WHAT THE TASK ASKS: Repeat, line for line, the entries printed below.

"""

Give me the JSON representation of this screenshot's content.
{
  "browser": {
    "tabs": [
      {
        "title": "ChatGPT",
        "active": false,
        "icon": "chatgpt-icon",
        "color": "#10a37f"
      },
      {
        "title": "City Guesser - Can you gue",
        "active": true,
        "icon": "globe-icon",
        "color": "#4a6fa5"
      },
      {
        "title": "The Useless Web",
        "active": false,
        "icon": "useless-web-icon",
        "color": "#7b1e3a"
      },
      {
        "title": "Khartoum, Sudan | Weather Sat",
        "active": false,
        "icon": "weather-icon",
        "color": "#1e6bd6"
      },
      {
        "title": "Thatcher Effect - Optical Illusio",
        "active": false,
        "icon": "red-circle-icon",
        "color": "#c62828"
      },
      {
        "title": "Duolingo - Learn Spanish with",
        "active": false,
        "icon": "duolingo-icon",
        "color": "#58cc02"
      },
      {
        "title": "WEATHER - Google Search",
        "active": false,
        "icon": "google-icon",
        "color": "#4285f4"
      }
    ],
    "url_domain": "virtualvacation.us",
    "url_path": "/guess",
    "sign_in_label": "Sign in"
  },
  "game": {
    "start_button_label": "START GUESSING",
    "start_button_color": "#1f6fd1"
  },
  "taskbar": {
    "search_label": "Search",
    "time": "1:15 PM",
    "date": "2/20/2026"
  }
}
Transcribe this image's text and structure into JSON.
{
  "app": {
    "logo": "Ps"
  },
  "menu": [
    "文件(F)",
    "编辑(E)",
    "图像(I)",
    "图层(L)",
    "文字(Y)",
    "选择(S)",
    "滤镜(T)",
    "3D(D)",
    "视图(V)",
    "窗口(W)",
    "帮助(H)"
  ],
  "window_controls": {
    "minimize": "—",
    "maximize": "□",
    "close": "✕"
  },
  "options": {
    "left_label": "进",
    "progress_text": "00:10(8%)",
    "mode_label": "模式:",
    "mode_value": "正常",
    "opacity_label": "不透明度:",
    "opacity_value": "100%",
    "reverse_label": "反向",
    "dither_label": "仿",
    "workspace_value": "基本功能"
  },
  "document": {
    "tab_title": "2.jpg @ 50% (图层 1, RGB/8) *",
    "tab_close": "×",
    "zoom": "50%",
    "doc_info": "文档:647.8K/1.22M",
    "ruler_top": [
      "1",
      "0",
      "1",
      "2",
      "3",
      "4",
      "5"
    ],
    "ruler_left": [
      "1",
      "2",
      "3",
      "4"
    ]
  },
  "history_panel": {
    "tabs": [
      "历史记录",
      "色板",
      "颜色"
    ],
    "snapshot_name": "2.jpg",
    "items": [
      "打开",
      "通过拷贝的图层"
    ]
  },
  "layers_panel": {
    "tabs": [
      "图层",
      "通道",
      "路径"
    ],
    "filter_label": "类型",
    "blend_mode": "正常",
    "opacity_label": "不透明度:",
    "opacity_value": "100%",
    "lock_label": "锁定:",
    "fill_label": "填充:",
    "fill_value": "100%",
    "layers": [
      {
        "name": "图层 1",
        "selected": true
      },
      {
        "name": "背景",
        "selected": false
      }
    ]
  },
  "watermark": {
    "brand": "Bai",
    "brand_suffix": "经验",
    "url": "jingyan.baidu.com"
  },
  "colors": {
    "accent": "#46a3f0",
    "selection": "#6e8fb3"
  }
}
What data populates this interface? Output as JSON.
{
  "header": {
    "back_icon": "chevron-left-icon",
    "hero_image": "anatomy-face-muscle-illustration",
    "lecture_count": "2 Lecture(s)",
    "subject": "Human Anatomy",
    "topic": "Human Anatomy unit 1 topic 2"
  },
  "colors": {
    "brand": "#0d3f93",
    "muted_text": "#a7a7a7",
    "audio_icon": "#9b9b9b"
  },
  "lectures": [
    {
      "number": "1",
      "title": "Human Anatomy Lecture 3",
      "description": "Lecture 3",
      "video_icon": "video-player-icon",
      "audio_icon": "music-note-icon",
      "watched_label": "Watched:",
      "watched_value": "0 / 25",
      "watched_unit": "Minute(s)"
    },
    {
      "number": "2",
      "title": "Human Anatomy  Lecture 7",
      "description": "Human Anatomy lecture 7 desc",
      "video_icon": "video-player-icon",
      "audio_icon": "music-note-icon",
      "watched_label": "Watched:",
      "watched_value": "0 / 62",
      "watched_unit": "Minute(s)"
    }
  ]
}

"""

RESULT BELOW:
Give me the JSON representation of this screenshot's content.
{
  "browser": {
    "tabs": [
      {
        "title": "ChatGPT",
        "active": false,
        "icon": "chatgpt-icon",
        "color": "#10a37f"
      },
      {
        "title": "City Guesser - Can you gue",
        "active": true,
        "icon": "globe-icon",
        "color": "#4a6fa5"
      },
      {
        "title": "The Useless Web",
        "active": false,
        "icon": "useless-web-icon",
        "color": "#7b1e3a"
      },
      {
        "title": "Khartoum, Sudan | Weather Sat",
        "active": false,
        "icon": "weather-icon",
        "color": "#1e6bd6"
      },
      {
        "title": "Thatcher Effect - Optical Illusio",
        "active": false,
        "icon": "red-circle-icon",
        "color": "#c62828"
      },
      {
        "title": "Duolingo - Learn Spanish with",
        "active": false,
        "icon": "duolingo-icon",
        "color": "#58cc02"
      },
      {
        "title": "WEATHER - Google Search",
        "active": false,
        "icon": "google-icon",
        "color": "#4285f4"
      }
    ],
    "url_domain": "virtualvacation.us",
    "url_path": "/guess",
    "sign_in_label": "Sign in"
  },
  "game": {
    "start_button_label": "START GUESSING",
    "start_button_color": "#1f6fd1"
  },
  "taskbar": {
    "search_label": "Search",
    "time": "1:15 PM",
    "date": "2/20/2026"
  }
}
Transcribe this image's text and structure into JSON.
{
  "app": {
    "logo": "Ps"
  },
  "menu": [
    "文件(F)",
    "编辑(E)",
    "图像(I)",
    "图层(L)",
    "文字(Y)",
    "选择(S)",
    "滤镜(T)",
    "3D(D)",
    "视图(V)",
    "窗口(W)",
    "帮助(H)"
  ],
  "window_controls": {
    "minimize": "—",
    "maximize": "□",
    "close": "✕"
  },
  "options": {
    "left_label": "进",
    "progress_text": "00:10(8%)",
    "mode_label": "模式:",
    "mode_value": "正常",
    "opacity_label": "不透明度:",
    "opacity_value": "100%",
    "reverse_label": "反向",
    "dither_label": "仿",
    "workspace_value": "基本功能"
  },
  "document": {
    "tab_title": "2.jpg @ 50% (图层 1, RGB/8) *",
    "tab_close": "×",
    "zoom": "50%",
    "doc_info": "文档:647.8K/1.22M",
    "ruler_top": [
      "1",
      "0",
      "1",
      "2",
      "3",
      "4",
      "5"
    ],
    "ruler_left": [
      "1",
      "2",
      "3",
      "4"
    ]
  },
  "history_panel": {
    "tabs": [
      "历史记录",
      "色板",
      "颜色"
    ],
    "snapshot_name": "2.jpg",
    "items": [
      "打开",
      "通过拷贝的图层"
    ]
  },
  "layers_panel": {
    "tabs": [
      "图层",
      "通道",
      "路径"
    ],
    "filter_label": "类型",
    "blend_mode": "正常",
    "opacity_label": "不透明度:",
    "opacity_value": "100%",
    "lock_label": "锁定:",
    "fill_label": "填充:",
    "fill_value": "100%",
    "layers": [
      {
        "name": "图层 1",
        "selected": true
      },
      {
        "name": "背景",
        "selected": false
      }
    ]
  },
  "watermark": {
    "brand": "Bai",
    "brand_suffix": "经验",
    "url": "jingyan.baidu.com"
  },
  "colors": {
    "accent": "#46a3f0",
    "selection": "#6e8fb3"
  }
}
What data populates this interface? Output as JSON.
{
  "header": {
    "back_icon": "chevron-left-icon",
    "hero_image": "anatomy-face-muscle-illustration",
    "lecture_count": "2 Lecture(s)",
    "subject": "Human Anatomy",
    "topic": "Human Anatomy unit 1 topic 2"
  },
  "colors": {
    "brand": "#0d3f93",
    "muted_text": "#a7a7a7",
    "audio_icon": "#9b9b9b"
  },
  "lectures": [
    {
      "number": "1",
      "title": "Human Anatomy Lecture 3",
      "description": "Lecture 3",
      "video_icon": "video-player-icon",
      "audio_icon": "music-note-icon",
      "watched_label": "Watched:",
      "watched_value": "0 / 25",
      "watched_unit": "Minute(s)"
    },
    {
      "number": "2",
      "title": "Human Anatomy  Lecture 7",
      "description": "Human Anatomy lecture 7 desc",
      "video_icon": "video-player-icon",
      "audio_icon": "music-note-icon",
      "watched_label": "Watched:",
      "watched_value": "0 / 62",
      "watched_unit": "Minute(s)"
    }
  ]
}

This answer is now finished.